In one of the biggest announcements in football history, the heavily rumoured European Super League has been announced to the world. There have been rumblings for a few years now and especially across the last few months that we could see something like this, and with the UEFA Champions League being set to announce their own reforms today, these 12 clubs have spotted an opportunity and seized it – for the time being, at least.
Today we’re going to try our best to run through the information we have up to this point but in terms of the bigger picture, there’s a very good chance that developments will come pretty rapidly over the course of the next few hours and days.
The proposal suggests that there would be 20 participating clubs with 15 founding members, as well as a qualifying mechanism for five further teams to qualify annually based on their achievements in the prior season. The plan would be for midweek fixtures to take place and for all teams involved to continue competing in their own domestic league – but in this instance, they would be prioritising the Super League ahead of the Champions League and Europa League.
It would all get started in August with clubs taking part in two groups of 10, playing home and away fixtures. The top three in each group will then go on to qualify for the quarter-finals and those in fourth and fifth will compete in a two-legged play-off to confirm the quarter-final line-up for the campaign.
Then, in a similar fashion to the current European competitions, a two-legged knockout format would be used to get all the way through to the final that will conclude at the end of May in a single, one-off fixture.
The six clubs that would take part in The European Super League from England would be as follows: Manchester City, Manchester United, Liverpool, Chelsea, Tottenham and Arsenal.
The Premier League has come out and condemned this move, threatening all involved clubs with various sanctions.
The three clubs that would take part in The European Super League from Spain would be as follows: Real Madrid, Barcelona and Atletico Madrid.
La Liga has come out and condemned this move, threatening all involved clubs with various sanctions.
The three clubs that would take part in The European Super League from Italy would be as follows: Juventus, Inter Milan and AC Milan.
Serie A has come out and condemned this move, threatening all involved clubs with various sanctions.
As many would expect, UEFA, The FA and FIFA have all come out and vilified this idea and noted they wouldn’t go down without a fight, implying they would ban and suspend all clubs and players from their available competitions.

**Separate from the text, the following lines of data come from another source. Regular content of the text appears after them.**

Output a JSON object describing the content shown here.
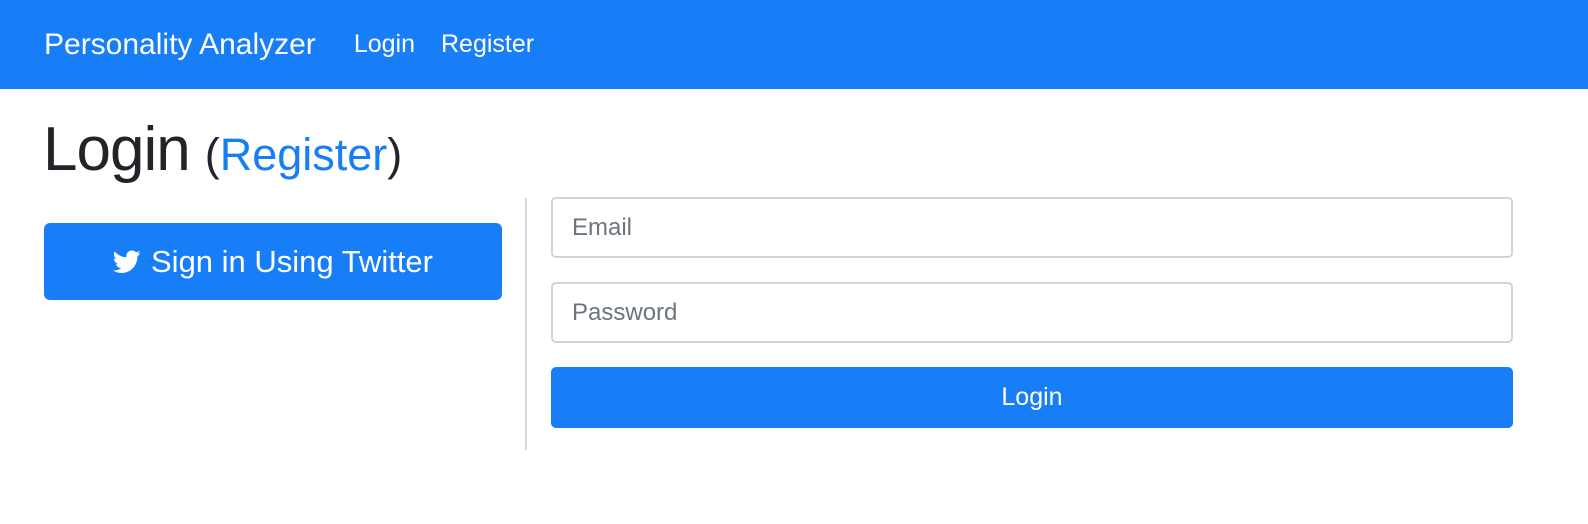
{
  "navbar": {
    "brand": "Personality Analyzer",
    "links": [
      "Login",
      "Register"
    ],
    "background": "#187ef8"
  },
  "heading": {
    "title": "Login",
    "open_paren": "(",
    "register_link": "Register",
    "close_paren": ")"
  },
  "social": {
    "icon": "twitter-icon",
    "label": "Sign in Using Twitter"
  },
  "form": {
    "email_placeholder": "Email",
    "password_placeholder": "Password",
    "submit_label": "Login"
  },
  "colors": {
    "primary": "#187ef8",
    "text": "#212529",
    "input_border": "#ced4da",
    "divider": "#d9d9d9"
  }
}
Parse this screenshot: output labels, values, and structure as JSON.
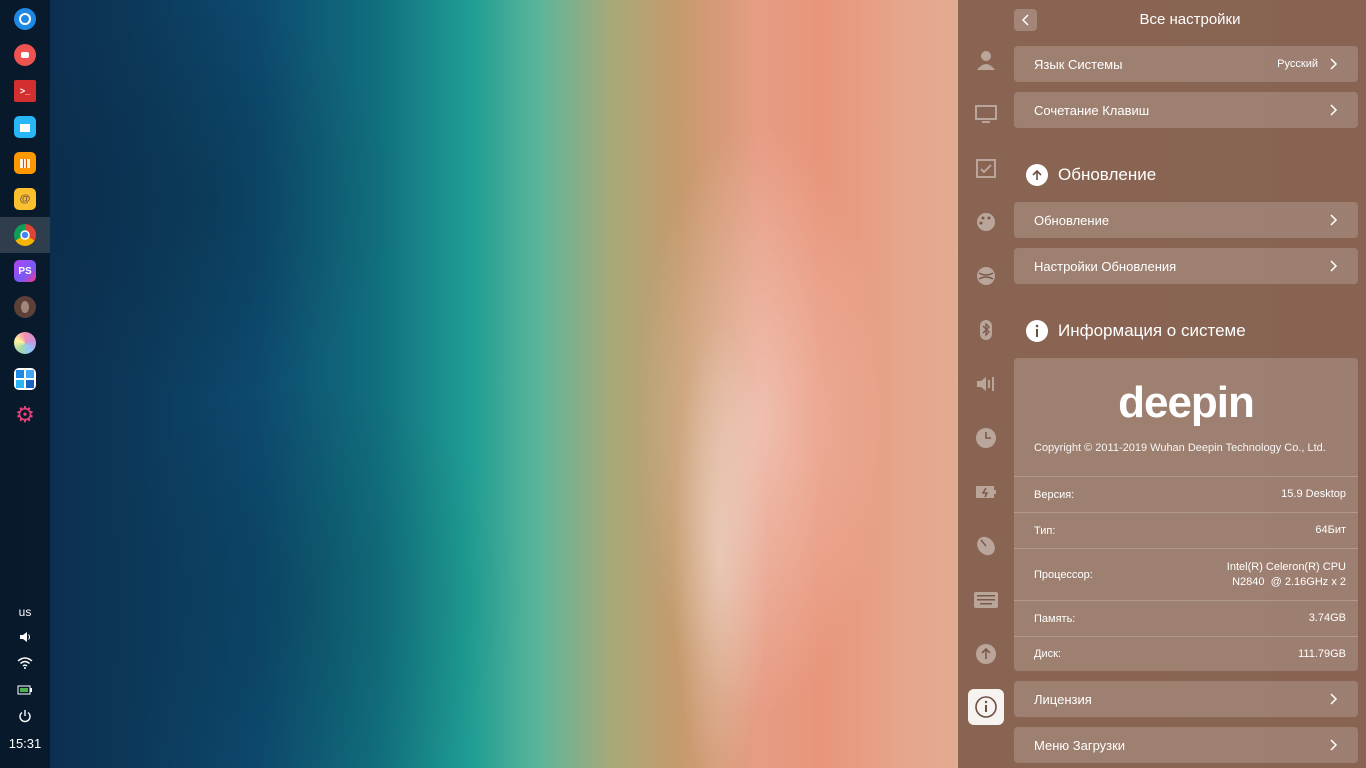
{
  "dock": {
    "apps": [
      {
        "name": "launcher",
        "color": "#1e88e5",
        "glyph": "◒"
      },
      {
        "name": "screen-recorder",
        "color": "#ef5350",
        "glyph": "●"
      },
      {
        "name": "terminal",
        "color": "#d32f2f",
        "glyph": ">_"
      },
      {
        "name": "app-store",
        "color": "#29b6f6",
        "glyph": "▣"
      },
      {
        "name": "archive-manager",
        "color": "#ff9800",
        "glyph": "▥"
      },
      {
        "name": "mail",
        "color": "#fbc02d",
        "glyph": "@"
      },
      {
        "name": "chrome",
        "color": "#ffffff",
        "glyph": "◉"
      },
      {
        "name": "phpstorm",
        "color": "#7e57c2",
        "glyph": "PS"
      },
      {
        "name": "gimp",
        "color": "#5d4037",
        "glyph": "✎"
      },
      {
        "name": "color-picker",
        "color": "#f8bbd0",
        "glyph": "◐"
      },
      {
        "name": "mosaic-app",
        "color": "#1e88e5",
        "glyph": "▦"
      },
      {
        "name": "settings",
        "color": "#ec407a",
        "glyph": "⚙"
      }
    ],
    "tray": {
      "keyboard_layout": "us",
      "volume_icon": "🔈",
      "wifi_icon": "wifi",
      "battery_icon": "battery",
      "power_icon": "⏻",
      "clock": "15:31"
    }
  },
  "panel": {
    "title": "Все настройки",
    "rows_top": [
      {
        "label": "Язык Системы",
        "value": "Русский"
      },
      {
        "label": "Сочетание Клавиш",
        "value": ""
      }
    ],
    "update_section": {
      "header": "Обновление",
      "rows": [
        {
          "label": "Обновление"
        },
        {
          "label": "Настройки Обновления"
        }
      ]
    },
    "info_section": {
      "header": "Информация о системе",
      "logo": "deepin",
      "copyright": "Copyright © 2011-2019 Wuhan Deepin Technology Co., Ltd.",
      "rows": [
        {
          "label": "Версия:",
          "value": "15.9 Desktop"
        },
        {
          "label": "Тип:",
          "value": "64Бит"
        },
        {
          "label": "Процессор:",
          "value": "Intel(R) Celeron(R) CPU",
          "value2": "N2840  @ 2.16GHz x 2"
        },
        {
          "label": "Память:",
          "value": "3.74GB"
        },
        {
          "label": "Диск:",
          "value": "111.79GB"
        }
      ]
    },
    "rows_bottom": [
      {
        "label": "Лицензия"
      },
      {
        "label": "Меню Загрузки"
      }
    ],
    "nav_icons": [
      "account",
      "display",
      "default-apps",
      "personalization",
      "network",
      "bluetooth",
      "sound",
      "datetime",
      "power",
      "mouse",
      "keyboard",
      "update",
      "system-info"
    ]
  }
}
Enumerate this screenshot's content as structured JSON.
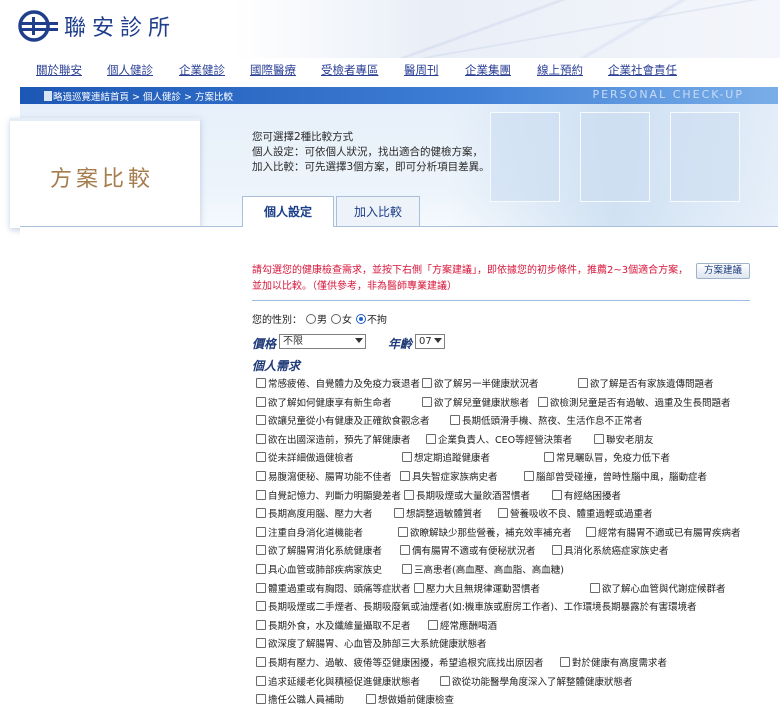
{
  "header": {
    "brand": "聯安診所"
  },
  "nav": [
    {
      "label": "關於聯安"
    },
    {
      "label": "個人健診"
    },
    {
      "label": "企業健診"
    },
    {
      "label": "國際醫療"
    },
    {
      "label": "受檢者專區"
    },
    {
      "label": "醫周刊"
    },
    {
      "label": "企業集團"
    },
    {
      "label": "線上預約"
    },
    {
      "label": "企業社會責任"
    }
  ],
  "breadcrumb": {
    "text": "略過巡覽連結首頁 > 個人健診 > 方案比較",
    "banner_en": "PERSONAL CHECK-UP"
  },
  "page_title": "方案比較",
  "intro": {
    "line1": "您可選擇2種比較方式",
    "line2": "個人設定：可依個人狀況，找出適合的健檢方案，",
    "line3": "加入比較：可先選擇3個方案，即可分析項目差異。"
  },
  "tabs": {
    "personal": "個人設定",
    "compare": "加入比較"
  },
  "notice": "請勾選您的健康檢查需求，並按下右側「方案建議」，即依據您的初步條件，推薦2~3個適合方案，並加以比較。（僅供參考，非為醫師專業建議）",
  "plan_button": "方案建議",
  "gender": {
    "label": "您的性別：",
    "male": "男",
    "female": "女",
    "none": "不拘",
    "selected": "不拘"
  },
  "price": {
    "label": "價格",
    "value": "不限"
  },
  "age": {
    "label": "年齡",
    "value": "07"
  },
  "needs_title": "個人需求",
  "needs_rows": [
    [
      "常感疲倦、自覺體力及免疫力衰退者",
      "欲了解另一半健康狀況者",
      "欲了解是否有家族遺傳問題者"
    ],
    [
      "欲了解如何健康享有新生命者",
      "欲了解兒童健康狀態者",
      "欲檢測兒童是否有過敏、過重及生長問題者"
    ],
    [
      "欲讓兒童從小有健康及正確飲食觀念者",
      "長期低頭滑手機、熬夜、生活作息不正常者"
    ],
    [
      "欲在出國深造前，預先了解健康者",
      "企業負責人、CEO等經營決策者",
      "聯安老朋友"
    ],
    [
      "從未詳細做過健檢者",
      "想定期追蹤健康者",
      "常見曬臥冒，免疫力低下者"
    ],
    [
      "易腹瀉便秘、腸胃功能不佳者",
      "具失智症家族病史者",
      "腦部曾受碰撞，曾時性腦中風，腦動症者"
    ],
    [
      "自覺記憶力、判斷力明顯變差者",
      "長期吸煙或大量飲酒習慣者",
      "有經絡困擾者"
    ],
    [
      "長期高度用腦、壓力大者",
      "想調整過敏體質者",
      "營養吸收不良、體重過輕或過重者"
    ],
    [
      "注重自身消化道機能者",
      "欲瞭解缺少那些營養，補充效率補充者",
      "經常有腸胃不適或已有腸胃疾病者"
    ],
    [
      "欲了解腸胃消化系統健康者",
      "偶有腸胃不適或有便秘狀況者",
      "具消化系統癌症家族史者"
    ],
    [
      "具心血管或肺部疾病家族史",
      "三高患者(高血壓、高血脂、高血糖)"
    ],
    [
      "體重過重或有胸悶、頭痛等症狀者",
      "壓力大且無規律運動習慣者",
      "欲了解心血管與代謝症候群者"
    ],
    [
      "長期吸煙或二手煙者、長期吸廢氣或油煙者(如:機車族或廚房工作者)、工作環境長期暴露於有害環境者"
    ],
    [
      "長期外食，水及纖維量攝取不足者",
      "經常應酬喝酒"
    ],
    [
      "欲深度了解腸胃、心血管及肺部三大系統健康狀態者"
    ],
    [
      "長期有壓力、過敏、疲倦等亞健康困擾，希望追根究底找出原因者",
      "對於健康有高度需求者"
    ],
    [
      "追求延緩老化與積極促進健康狀態者",
      "欲從功能醫學角度深入了解整體健康狀態者"
    ],
    [
      "擔任公職人員補助",
      "想做婚前健康檢查"
    ]
  ]
}
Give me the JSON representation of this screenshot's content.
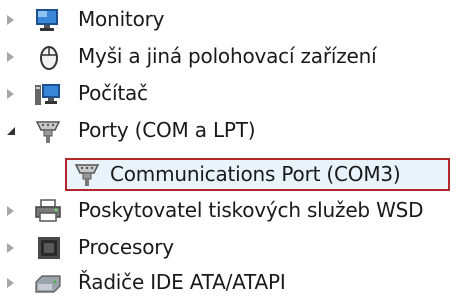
{
  "tree": {
    "items": [
      {
        "label": "Monitory",
        "icon": "monitor-icon",
        "expanded": false
      },
      {
        "label": "Myši a jiná polohovací zařízení",
        "icon": "mouse-icon",
        "expanded": false
      },
      {
        "label": "Počítač",
        "icon": "computer-icon",
        "expanded": false
      },
      {
        "label": "Porty (COM a LPT)",
        "icon": "port-icon",
        "expanded": true,
        "children": [
          {
            "label": "Communications Port (COM3)",
            "icon": "port-icon",
            "selected": true
          }
        ]
      },
      {
        "label": "Poskytovatel tiskových služeb WSD",
        "icon": "printer-icon",
        "expanded": false
      },
      {
        "label": "Procesory",
        "icon": "processor-icon",
        "expanded": false
      },
      {
        "label": "Řadiče IDE ATA/ATAPI",
        "icon": "ide-controller-icon",
        "expanded": false
      }
    ]
  },
  "colors": {
    "selection_border": "#b3262a",
    "selection_fill": "#e8f3fc",
    "text": "#1a1a1a"
  }
}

It was heavily implied that legal action would be pursued and because of that, the 12 founding clubs of The European Super League have already come out and said they have taken legal action of their own to prevent UEFA and FIFA from pushing back against the idea. Right now, it seems as if the plan is to push forward with an August start date, but it’s not yet known what that will be.
Every former player and current pundit has refused to back this plan with the likes of Gary Neville and Stan Collymore being particularly vocal.
That extends to the fanbase of, well, every club in world football. We’ve seen some attempting to explain why this was seen as a good move for the top teams but largely, supporters are worried about what this will do for the future of the beautiful game.
The money and greed that comes with professional football has been rearing its ugly head for years now, perhaps dating back to when the Premier League was first formed in 1992 and TV companies poured as much money as they possibly could into the whole thing. Still, while all of that has created a ripple effect in its own right, this is on a whole other level that many of us still can’t even really comprehend.
The idea that these 12 clubs, and especially teams like Manchester United and Liverpool would go through with this, is outrageous. There’s no other way to really put it and there’s no way to fathom how much of an impact this would have on the sport.
Some may suggest it’ll open up the door for more teams to thrive in their absence but in reality, we don’t know how big this whole thing could get. The project is being funded by JP Morgan, an American investment bank, which should really tell you all that you need to know.
None of the clubs involved in this is pretending like this is anything other than a money grab. They want to fill their pockets and watch other teams suffer and because of that, there are going to be a whole lot of fans who abandon their side in favour of pastures new.
The next phase will be seeing whether or not the Premier League, La Liga, Serie A and UEFA decide to make a stand and punish them for even attempting to get this done. If they decide to suspend or even kick them out of their respective leagues, it will quite literally change football forever – as if it hasn’t done that already.
Some have suggested they all just need to sit down at the table and have an adult conversation about what they both want, but this is going to end in the courts whether we all like it or not.
There’s now an undeniable shadow that has been cast over the remainder of the season in Europe and that in itself is a shame.
The Euros this summer are now going to be in turmoil, the conversation will be solely based on the Super League and it’ll probably stay that way for some time.
We love football, but this is revolting and can’t be supported.